Go to the emergency room.
Any blood in the sputum, vomit, or rectal area in a patient that
has an enlarged liver is a dire emergency.
When the liver cells become damaged, the immune system
of the patients body will respond to this and cause inflammation
to develop inside the liver. This will cause the liver to enlarge
in size and takes on a spongy texture.
If the cause of this isn't found and stopped, it can lead to where
the liver cells die off and form scar tissue inside the liver.
It then is known as Cirrhosis of the liver and becomes
a progressive disease.
Patient who have liver disease, it can start to block the flow
of blood going through the liver on its way back to the heart.
This blood will back up into the spleen, causing it to
enlarge also and also into the portal vein (of which all
blood from the abdominal area goes through to the liver)
and smaller weak vessels that can balloon outward and
break open. These weak vessels are known as varies.
They are usually found in the esophagus, belly button area,
or rectum. The doctors can go in and band these vessels
if the patient goes to the ER right away.
If it is not from the enlarge liver, it could be a bleeding
ulcer in the stomach area...yet, it sounds more like what
I already mentioned.
You should be seeing either a gastroenterologist or hepatologist
Different things can cause liver cell damage:
alcohol consumption, medication toxification, chemical
exposure, mushroom poisoning, hereditary conditions,
auto immune disease, metabolic disorders,
cardiac/vascular problems, viral infections, parasite
infection, fatty liver disease, biliary obstruction/malformation/
infections, cancer/cysts/growth/tumors, fatty liver disease,
Pain in the upper right hand quadrant of the abdomen could
be gallbladder problem. Pain in the center of the upper
abdomen, near the sternum could be pancreatitis if the pain
tends to go into the back area. This pain sometimes lessens

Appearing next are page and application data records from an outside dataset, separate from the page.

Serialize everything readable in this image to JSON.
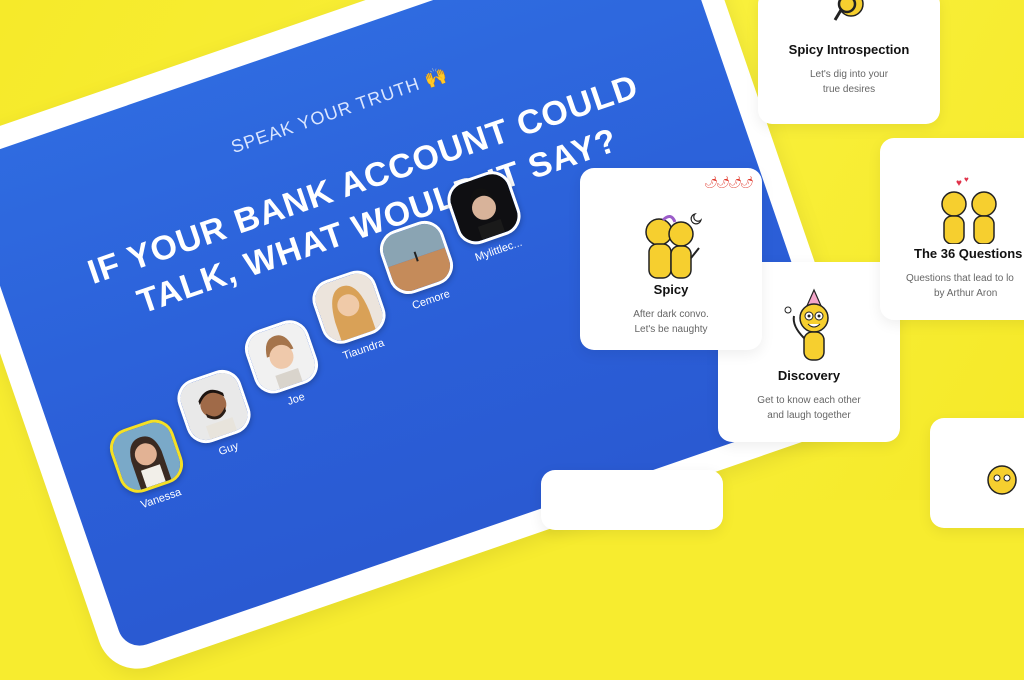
{
  "hero": {
    "tagline": "SPEAK YOUR TRUTH 🙌",
    "question_line1": "IF YOUR BANK ACCOUNT COULD",
    "question_line2": "TALK, WHAT WOULD IT SAY?"
  },
  "people": [
    {
      "name": "Vanessa",
      "selected": true
    },
    {
      "name": "Guy"
    },
    {
      "name": "Joe"
    },
    {
      "name": "Tiaundra"
    },
    {
      "name": "Cemore"
    },
    {
      "name": "Mylittlec..."
    }
  ],
  "cards": {
    "introspection": {
      "title": "Spicy Introspection",
      "desc_line1": "Let's dig into your",
      "desc_line2": "true desires"
    },
    "spicy": {
      "title": "Spicy",
      "desc_line1": "After dark convo.",
      "desc_line2": "Let's be naughty",
      "peppers": "🌶🌶🌶🌶"
    },
    "questions": {
      "title": "The 36 Questions",
      "desc_line1": "Questions that lead to lo",
      "desc_line2": "by Arthur Aron"
    },
    "discovery": {
      "title": "Discovery",
      "desc_line1": "Get to know each other",
      "desc_line2": "and laugh together"
    }
  },
  "colors": {
    "background": "#f7ec2f",
    "screen_blue": "#2d63dc",
    "character_yellow": "#f6cf2f",
    "pepper_red": "#e03a2e"
  }
}
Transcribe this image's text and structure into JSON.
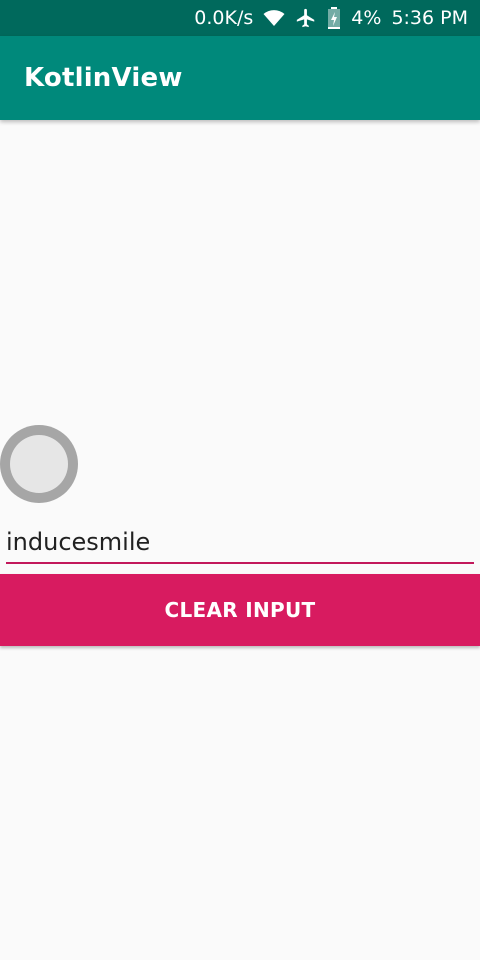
{
  "status_bar": {
    "speed": "0.0K/s",
    "battery": "4%",
    "time": "5:36 PM",
    "icons": [
      "wifi-icon",
      "airplane-icon",
      "battery-charging-icon"
    ]
  },
  "app_bar": {
    "title": "KotlinView"
  },
  "main": {
    "radio_checked": false,
    "input_value": "inducesmile",
    "clear_button_label": "CLEAR INPUT"
  },
  "colors": {
    "status_bar": "#00695c",
    "app_bar": "#00897b",
    "accent": "#d81b60",
    "background": "#fafafa"
  }
}
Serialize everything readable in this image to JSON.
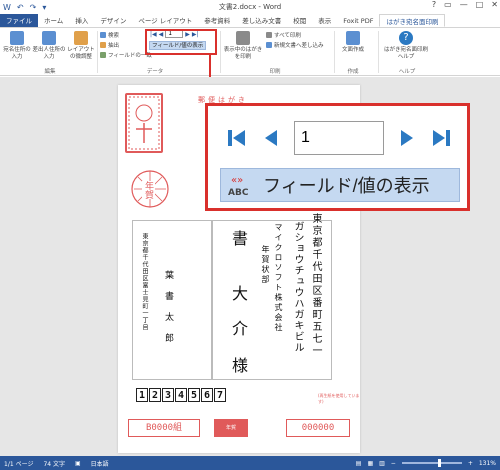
{
  "titlebar": {
    "title": "文書2.docx - Word",
    "quick_access": [
      "W",
      "↶",
      "↷",
      "▾"
    ],
    "window_controls": [
      "?",
      "▭",
      "—",
      "□",
      "✕"
    ]
  },
  "tabs": [
    "ファイル",
    "ホーム",
    "挿入",
    "デザイン",
    "ページ レイアウト",
    "参考資料",
    "差し込み文書",
    "校閲",
    "表示",
    "Foxit PDF",
    "はがき宛名面印刷"
  ],
  "active_tab": "はがき宛名面印刷",
  "ribbon": {
    "edit_group": {
      "label": "編集",
      "buttons": [
        "宛名住所の入力",
        "差出人住所の入力",
        "レイアウトの微調整"
      ]
    },
    "data_group": {
      "label": "データ",
      "search": "検索",
      "extract": "抽出",
      "field_match": "フィールドの一致",
      "record": "1",
      "field_display": "フィールド/値の表示"
    },
    "print_group": {
      "label": "印刷",
      "print_current": "表示中のはがきを印刷",
      "print_all": "すべて印刷",
      "merge_new": "新規文書へ差し込み"
    },
    "create_group": {
      "label": "作成",
      "doc_create": "文面作成"
    },
    "help_group": {
      "label": "ヘルプ",
      "help": "はがき宛名面印刷ヘルプ"
    }
  },
  "callout": {
    "record": "1",
    "field_display": "フィールド/値の表示"
  },
  "postcard": {
    "top_label": "郵便はがき",
    "recipient_address": "東京都千代田区富士見町一丁目",
    "recipient_company": "マイクロソフト株式会社",
    "recipient_dept": "年賀状部",
    "recipient_name_1": "書",
    "recipient_name_2": "大",
    "recipient_name_3": "介",
    "honorific": "様",
    "sender_address": "東京都千代田区番町五七一",
    "sender_company": "ガショウチュウハガキビル",
    "sender_name": "葉書太郎",
    "postal_code": [
      "1",
      "2",
      "3",
      "4",
      "5",
      "6",
      "7"
    ],
    "b_code": "B0000組",
    "right_code": "000000",
    "fine_print": "(再生紙を使用しています)",
    "stamp_text": "年賀"
  },
  "statusbar": {
    "page": "1/1 ページ",
    "words": "74 文字",
    "lang": "日本語",
    "zoom": "131%"
  },
  "colors": {
    "accent": "#2b579a",
    "highlight": "#d9302c",
    "postcard_red": "#e05a5a",
    "field_bg": "#c5d9f1"
  }
}
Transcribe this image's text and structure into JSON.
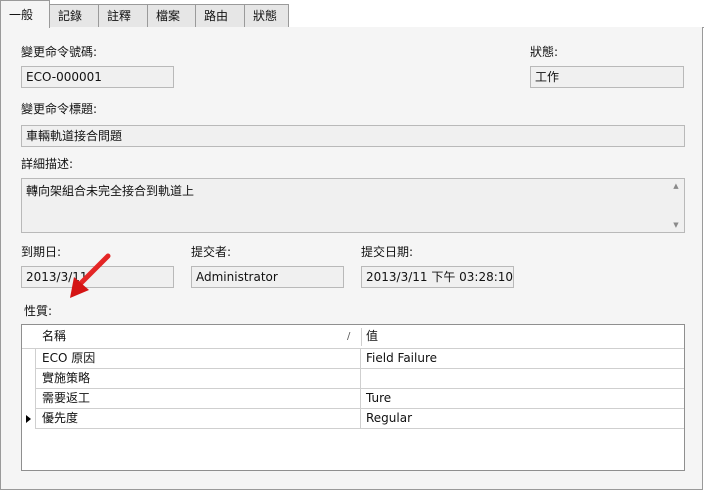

if you lean forward when you sit up.
No one here can diagnose you. Any throwing up of blood is
caregiver to a liver transplant patient